Another thing is that there are very few VA facilities throughout the country that offer gender-specific care. So we need more research to understand women veterans’ feelings and their experiences with it to inform whether or not more substance use disorder treatment interventions should include it.
Why might gender-specific care be helpful over general care?
There are a variety of reasons, one being that some women tend to feel safer in those environments, both in-person and virtually. Also if you’re having a women only or a gender-specific group, you can cater the content a little more. The facilitators can design modules around topics that may be more relevant. Sexual harassment is a prevalent issue in the military and we know it’s disproportionately experienced by women compared to men in the military, although it affects men as well. So, for example, some gender-specific women VA programs do incorporate content around trauma, sexual harassment, and coping when that might be a factor that’s affecting your substance use. There also might be content on motherhood or other reproductive health topics.
What interests you about healthy aging?
I am especially interested in the perspectives of older adult women veterans who have participated in VetChange, because we know that this population tends to experience more difficulties accessing online treatment interventions.
Beyond that I’m also interested in how age effects women’s experiences seeking care and whether or not they feel like their individual needs associated with their stage of life are being met with the services available to them. We know that veterans and folks with substance use disorders tend to have higher morbidity and mortality rates. Ensuring that they have access to treatment that meets their needs promotes healthy aging.

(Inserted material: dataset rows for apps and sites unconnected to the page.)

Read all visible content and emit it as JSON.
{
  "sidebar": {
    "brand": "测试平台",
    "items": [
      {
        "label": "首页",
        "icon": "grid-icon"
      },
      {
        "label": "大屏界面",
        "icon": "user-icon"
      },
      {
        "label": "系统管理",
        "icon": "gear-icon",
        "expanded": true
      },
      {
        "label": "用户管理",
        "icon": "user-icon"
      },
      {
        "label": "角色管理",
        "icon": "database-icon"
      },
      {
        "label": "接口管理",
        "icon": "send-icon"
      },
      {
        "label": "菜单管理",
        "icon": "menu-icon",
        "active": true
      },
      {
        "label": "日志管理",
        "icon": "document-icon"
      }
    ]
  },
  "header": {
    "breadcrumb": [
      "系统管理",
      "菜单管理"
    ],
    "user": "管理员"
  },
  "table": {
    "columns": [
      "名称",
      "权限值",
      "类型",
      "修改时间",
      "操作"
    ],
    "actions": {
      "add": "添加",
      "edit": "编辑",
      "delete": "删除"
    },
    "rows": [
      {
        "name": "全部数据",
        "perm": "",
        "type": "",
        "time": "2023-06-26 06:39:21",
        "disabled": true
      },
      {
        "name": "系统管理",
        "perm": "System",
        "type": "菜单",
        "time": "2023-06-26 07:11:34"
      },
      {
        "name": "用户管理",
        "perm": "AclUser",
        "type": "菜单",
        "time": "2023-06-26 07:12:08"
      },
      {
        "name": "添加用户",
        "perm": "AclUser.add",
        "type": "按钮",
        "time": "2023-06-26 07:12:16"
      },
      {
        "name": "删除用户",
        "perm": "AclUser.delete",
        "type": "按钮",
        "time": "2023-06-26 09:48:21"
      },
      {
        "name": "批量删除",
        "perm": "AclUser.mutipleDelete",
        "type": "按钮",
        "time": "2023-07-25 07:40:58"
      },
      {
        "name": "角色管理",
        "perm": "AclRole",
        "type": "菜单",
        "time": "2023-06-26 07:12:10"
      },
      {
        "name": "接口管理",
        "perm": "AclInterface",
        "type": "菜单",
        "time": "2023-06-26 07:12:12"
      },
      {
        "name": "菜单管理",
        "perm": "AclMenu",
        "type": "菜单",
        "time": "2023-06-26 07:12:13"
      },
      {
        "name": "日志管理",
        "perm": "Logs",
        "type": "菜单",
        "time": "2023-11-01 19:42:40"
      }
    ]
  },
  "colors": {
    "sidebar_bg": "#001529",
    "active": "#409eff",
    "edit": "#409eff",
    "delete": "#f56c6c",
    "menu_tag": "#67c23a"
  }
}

What are your plans after graduation?
I’m in the ABSN to Doctor of Nursing Practice, Nurse-Midwifery program. I’m hoping to work as an RN during at least the first year of the DNP. Then long term I plan to work as a nurse-midwife. I would love to provide care to veterans who need those services. I think the cool thing about midwifery is that you not only provide perinatal and postpartum care, but you can also be somebody’s primary care provider, so I could see patients across the lifespan.